Both SciBlog and Inc.com propose to resolve this by "sharing the story," or combining the mental models of all team members. A glance over to pedagogical practice provides a technique ideal for achieving this.
Nominal Group Technique (NGT) is a strategy that works as well in a classroom as it does as it does in a professional environment. Literature on teaching strategy has long since concluded that individual brainstorming is more effective than group brainstorming.
NGT is an approach that requires team members to brainstorm solutions to a problem on an individual basis, record their solutions, then combine all solutions and group them according to similarity (the most salient solutions will, in effect, appear more frequently).
This achieves two main purposes: 1. It aligns the group conceptually by revealing the overlap of key concepts between and among disciplines and 2. It aligns the group linguistically (resolving the lexicon polemic) by revealing the overlap of key vocabulary between and among disciplines.
For example anchoring bias sounds a lot like what linguists call "semantic priming". This technique could help a group of linguists and analysts realize that they are actually talking about the same phenomenon but using different words.Team action:
5. Define goals.
This seems like a fairly obvious step for a team to take (sometimes so obvious that each member assumes a mutual understanding of the goal and it is never explicitly discussed). I think it goes without saying that clearly stating what the end result of team collaboration should be is of inarguable importance to success. Beyond a mutual understanding of the goal among team members, Shteynberg and Galinsky show that "sharing intentionality leads to implicit coordination," meaning that those who explicitly share goals with others are more likely to instinctively act in the same way (actions that invariably trend towards achievement of the shared objective).6. Define roles.

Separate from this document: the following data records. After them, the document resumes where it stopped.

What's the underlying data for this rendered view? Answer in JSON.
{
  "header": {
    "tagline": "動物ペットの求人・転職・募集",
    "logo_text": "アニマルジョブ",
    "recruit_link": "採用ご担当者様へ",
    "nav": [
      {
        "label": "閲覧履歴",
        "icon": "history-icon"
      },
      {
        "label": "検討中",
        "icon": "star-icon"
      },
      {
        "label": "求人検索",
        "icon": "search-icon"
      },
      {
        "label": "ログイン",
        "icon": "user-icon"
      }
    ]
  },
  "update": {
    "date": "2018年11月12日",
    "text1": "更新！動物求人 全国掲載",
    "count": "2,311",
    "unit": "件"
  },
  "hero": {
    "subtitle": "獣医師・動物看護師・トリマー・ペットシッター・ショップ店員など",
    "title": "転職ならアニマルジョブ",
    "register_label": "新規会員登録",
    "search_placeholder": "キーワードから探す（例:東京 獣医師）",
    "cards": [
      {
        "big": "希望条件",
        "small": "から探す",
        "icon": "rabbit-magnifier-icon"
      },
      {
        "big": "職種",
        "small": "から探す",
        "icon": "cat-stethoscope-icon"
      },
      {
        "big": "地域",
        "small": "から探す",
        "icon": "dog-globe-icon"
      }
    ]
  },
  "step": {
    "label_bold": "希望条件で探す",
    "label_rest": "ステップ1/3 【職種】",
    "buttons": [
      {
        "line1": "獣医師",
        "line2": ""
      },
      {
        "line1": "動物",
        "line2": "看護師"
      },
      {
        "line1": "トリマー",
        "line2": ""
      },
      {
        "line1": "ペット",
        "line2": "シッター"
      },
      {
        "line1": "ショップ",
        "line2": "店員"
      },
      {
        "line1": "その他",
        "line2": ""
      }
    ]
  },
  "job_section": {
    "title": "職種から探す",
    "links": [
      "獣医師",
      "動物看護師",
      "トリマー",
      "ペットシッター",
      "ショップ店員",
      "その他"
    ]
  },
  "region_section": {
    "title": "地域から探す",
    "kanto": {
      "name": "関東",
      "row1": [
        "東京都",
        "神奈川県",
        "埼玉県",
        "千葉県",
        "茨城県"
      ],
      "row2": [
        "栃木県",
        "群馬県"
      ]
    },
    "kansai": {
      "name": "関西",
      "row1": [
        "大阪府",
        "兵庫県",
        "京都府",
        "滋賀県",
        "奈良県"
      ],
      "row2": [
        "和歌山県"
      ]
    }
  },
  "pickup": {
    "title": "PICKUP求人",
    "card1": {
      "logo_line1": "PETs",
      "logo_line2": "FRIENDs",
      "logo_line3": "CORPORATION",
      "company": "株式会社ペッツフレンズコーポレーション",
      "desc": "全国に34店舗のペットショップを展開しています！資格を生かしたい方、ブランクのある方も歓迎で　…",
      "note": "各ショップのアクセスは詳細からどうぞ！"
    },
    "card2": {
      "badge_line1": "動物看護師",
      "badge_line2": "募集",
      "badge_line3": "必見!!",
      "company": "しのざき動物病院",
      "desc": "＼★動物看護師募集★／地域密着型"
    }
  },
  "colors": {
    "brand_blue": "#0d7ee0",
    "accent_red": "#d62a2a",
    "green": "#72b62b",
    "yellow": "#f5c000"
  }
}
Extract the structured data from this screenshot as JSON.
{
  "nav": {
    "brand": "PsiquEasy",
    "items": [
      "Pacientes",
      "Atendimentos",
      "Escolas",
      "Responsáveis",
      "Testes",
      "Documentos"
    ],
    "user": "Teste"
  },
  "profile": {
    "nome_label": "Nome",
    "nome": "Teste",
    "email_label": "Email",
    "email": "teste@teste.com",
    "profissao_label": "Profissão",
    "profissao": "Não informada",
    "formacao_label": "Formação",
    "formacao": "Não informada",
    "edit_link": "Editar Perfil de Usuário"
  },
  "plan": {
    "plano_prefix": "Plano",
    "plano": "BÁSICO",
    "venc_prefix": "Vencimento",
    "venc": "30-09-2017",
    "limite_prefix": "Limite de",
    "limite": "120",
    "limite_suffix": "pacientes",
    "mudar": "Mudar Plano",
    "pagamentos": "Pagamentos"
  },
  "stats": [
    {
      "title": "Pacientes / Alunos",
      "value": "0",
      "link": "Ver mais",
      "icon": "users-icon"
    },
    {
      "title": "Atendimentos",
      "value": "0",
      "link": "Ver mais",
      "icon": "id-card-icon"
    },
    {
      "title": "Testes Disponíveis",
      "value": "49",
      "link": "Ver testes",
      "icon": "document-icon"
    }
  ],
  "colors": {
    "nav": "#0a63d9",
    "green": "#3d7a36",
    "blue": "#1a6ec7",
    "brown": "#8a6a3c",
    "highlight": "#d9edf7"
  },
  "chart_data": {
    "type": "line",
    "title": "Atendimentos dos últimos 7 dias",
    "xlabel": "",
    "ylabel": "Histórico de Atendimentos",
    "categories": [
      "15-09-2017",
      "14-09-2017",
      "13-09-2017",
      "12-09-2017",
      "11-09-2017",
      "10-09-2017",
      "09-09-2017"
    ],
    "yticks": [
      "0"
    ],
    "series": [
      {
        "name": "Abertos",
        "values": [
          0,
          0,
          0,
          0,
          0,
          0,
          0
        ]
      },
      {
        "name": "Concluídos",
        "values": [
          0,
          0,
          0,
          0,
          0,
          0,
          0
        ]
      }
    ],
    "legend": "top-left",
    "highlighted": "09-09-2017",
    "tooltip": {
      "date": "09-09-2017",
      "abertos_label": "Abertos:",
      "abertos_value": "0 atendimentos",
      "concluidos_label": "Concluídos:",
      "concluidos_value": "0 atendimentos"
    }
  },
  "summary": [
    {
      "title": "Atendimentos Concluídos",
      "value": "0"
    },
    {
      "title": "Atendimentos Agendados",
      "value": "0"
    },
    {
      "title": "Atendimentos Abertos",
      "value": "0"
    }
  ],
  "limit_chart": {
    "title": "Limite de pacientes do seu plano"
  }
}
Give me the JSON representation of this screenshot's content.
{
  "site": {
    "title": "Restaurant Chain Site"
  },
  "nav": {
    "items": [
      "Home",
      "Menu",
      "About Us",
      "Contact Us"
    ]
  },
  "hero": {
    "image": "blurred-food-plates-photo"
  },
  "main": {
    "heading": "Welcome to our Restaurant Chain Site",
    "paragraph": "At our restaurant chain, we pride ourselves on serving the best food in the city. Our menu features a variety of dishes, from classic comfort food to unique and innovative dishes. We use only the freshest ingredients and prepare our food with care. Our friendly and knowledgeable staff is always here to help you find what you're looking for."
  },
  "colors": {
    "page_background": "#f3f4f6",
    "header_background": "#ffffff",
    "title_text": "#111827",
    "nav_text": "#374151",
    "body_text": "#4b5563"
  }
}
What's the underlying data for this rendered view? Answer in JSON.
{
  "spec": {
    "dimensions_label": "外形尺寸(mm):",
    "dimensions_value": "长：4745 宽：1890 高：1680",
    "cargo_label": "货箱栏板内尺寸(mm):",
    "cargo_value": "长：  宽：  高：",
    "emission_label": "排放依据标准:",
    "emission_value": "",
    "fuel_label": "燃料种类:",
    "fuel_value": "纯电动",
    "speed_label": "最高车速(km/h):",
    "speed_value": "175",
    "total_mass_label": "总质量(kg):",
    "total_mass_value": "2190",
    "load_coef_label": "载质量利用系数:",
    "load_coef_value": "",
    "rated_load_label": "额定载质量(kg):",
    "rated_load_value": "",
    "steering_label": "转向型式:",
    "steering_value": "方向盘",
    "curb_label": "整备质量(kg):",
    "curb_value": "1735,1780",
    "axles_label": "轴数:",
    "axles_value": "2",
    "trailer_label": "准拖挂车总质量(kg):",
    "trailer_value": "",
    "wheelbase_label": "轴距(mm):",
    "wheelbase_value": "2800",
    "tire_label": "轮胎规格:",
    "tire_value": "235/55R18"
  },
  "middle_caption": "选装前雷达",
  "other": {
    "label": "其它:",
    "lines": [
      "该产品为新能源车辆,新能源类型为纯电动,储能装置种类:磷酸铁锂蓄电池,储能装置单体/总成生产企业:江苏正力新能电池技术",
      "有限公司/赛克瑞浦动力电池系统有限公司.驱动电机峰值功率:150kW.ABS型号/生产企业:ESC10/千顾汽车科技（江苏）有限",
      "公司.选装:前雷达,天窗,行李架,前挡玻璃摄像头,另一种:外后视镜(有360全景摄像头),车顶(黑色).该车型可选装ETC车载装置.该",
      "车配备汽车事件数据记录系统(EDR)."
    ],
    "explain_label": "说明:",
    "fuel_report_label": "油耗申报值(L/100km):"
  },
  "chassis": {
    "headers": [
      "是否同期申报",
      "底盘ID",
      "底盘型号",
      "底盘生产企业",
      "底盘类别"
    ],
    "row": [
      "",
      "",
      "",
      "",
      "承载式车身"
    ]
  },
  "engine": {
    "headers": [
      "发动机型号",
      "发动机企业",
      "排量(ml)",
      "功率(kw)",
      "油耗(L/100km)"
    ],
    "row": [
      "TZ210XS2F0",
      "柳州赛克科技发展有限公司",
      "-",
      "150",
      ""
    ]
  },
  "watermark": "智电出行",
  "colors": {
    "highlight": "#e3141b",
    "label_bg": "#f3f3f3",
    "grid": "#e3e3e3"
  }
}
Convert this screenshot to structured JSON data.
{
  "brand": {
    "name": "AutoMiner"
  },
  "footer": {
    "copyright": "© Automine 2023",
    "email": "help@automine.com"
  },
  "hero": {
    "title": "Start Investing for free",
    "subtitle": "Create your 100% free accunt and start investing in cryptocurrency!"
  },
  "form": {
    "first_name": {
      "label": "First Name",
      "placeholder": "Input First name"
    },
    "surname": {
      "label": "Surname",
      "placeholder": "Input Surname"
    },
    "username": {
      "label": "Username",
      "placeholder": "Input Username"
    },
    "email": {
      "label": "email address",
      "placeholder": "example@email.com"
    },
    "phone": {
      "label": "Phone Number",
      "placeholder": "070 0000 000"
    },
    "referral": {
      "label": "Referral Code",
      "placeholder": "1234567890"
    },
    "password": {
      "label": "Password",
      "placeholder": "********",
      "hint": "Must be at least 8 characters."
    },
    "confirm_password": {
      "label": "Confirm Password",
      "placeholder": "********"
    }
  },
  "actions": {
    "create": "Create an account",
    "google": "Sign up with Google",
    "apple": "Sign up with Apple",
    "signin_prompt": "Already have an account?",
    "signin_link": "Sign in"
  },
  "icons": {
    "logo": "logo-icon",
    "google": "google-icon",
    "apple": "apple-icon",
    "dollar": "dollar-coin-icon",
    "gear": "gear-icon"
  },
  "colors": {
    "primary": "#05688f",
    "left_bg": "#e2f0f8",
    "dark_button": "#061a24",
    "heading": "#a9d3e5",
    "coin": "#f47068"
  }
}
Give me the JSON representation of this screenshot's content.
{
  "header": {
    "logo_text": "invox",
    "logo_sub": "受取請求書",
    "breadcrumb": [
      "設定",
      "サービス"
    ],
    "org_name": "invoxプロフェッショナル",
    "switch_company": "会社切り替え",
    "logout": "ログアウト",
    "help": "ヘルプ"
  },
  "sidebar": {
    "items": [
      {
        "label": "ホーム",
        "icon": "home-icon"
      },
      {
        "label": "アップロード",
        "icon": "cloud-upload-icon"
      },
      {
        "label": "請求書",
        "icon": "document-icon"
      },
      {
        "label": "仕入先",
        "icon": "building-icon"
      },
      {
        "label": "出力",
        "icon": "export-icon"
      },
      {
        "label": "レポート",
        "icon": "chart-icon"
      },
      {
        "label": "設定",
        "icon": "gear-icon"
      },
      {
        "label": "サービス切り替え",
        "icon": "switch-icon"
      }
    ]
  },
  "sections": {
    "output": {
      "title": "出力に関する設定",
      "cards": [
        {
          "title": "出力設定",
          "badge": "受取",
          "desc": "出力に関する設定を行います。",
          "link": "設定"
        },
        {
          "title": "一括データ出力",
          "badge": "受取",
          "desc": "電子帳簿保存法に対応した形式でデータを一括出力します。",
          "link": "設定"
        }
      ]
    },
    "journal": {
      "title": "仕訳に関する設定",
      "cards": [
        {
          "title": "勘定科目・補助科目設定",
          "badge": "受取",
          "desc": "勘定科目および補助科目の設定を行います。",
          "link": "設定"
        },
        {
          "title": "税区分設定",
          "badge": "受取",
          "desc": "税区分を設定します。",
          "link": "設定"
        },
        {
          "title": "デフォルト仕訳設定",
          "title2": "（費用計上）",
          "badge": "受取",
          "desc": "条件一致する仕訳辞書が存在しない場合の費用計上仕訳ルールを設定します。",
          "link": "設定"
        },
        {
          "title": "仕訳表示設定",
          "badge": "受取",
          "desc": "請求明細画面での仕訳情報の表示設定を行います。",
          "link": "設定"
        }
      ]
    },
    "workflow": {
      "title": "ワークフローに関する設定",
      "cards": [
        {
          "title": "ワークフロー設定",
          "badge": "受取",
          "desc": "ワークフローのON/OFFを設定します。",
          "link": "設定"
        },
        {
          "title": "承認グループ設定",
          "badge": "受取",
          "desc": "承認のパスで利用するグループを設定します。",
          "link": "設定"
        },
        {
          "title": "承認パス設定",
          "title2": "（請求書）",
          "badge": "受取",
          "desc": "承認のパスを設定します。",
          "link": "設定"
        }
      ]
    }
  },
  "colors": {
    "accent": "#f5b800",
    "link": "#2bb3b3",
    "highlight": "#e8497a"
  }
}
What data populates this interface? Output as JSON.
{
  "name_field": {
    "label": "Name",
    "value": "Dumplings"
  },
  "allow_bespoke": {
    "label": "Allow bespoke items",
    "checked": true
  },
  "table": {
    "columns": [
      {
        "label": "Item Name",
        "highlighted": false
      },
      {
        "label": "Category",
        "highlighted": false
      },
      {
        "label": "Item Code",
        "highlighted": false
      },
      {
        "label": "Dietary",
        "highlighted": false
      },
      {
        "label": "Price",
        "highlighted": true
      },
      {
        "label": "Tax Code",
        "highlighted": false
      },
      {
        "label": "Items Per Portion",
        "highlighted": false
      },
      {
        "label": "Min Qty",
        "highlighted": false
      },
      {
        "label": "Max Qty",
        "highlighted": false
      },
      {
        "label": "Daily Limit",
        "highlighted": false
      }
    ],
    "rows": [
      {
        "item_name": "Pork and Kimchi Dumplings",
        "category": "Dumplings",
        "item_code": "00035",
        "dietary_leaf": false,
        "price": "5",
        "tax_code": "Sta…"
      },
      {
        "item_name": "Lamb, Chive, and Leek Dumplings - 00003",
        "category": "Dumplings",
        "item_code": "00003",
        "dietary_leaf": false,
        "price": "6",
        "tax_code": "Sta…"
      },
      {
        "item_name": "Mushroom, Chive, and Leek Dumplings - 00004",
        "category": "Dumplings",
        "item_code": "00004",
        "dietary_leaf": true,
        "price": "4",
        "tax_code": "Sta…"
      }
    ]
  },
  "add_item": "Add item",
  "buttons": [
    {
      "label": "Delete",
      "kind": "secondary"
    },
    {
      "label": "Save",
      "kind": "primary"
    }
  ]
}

Equally as important as defining the goal of the team, according to SciBlog's article, is specifying how it intends to get there (who is responsible for what, when and how). Clearly defining roles, expected contributions and individual deadlines for team members keeps the team on track and reduces collaborative ambiguity. Project management tools such as DropTask (which we have recently been using) can greatly assist in the process of tasking individual team members and managing deadlines (some are better than others, more professionally-focused, more academically-focused, more focused on budget management, more focused on timeline management, more visual).7. Communication.
Finally, though seemingly the most hackneyed piece of advice for team building, project management and leadership within both professional and academic domains, communication is key! The comprehensive article Teamwork: Emerging Principles, highlights this facet of collaboration among many others. The best advice for effective communication is defining your communication space and contact points, whatever those may be. Weekly in-person meetings, an e-mail group where everyone gets CCed, a project management tool, Google Docs... it doesn't matter. Define your space and make sure everyone on the team knows how to communicate everything from criticism to congratulations.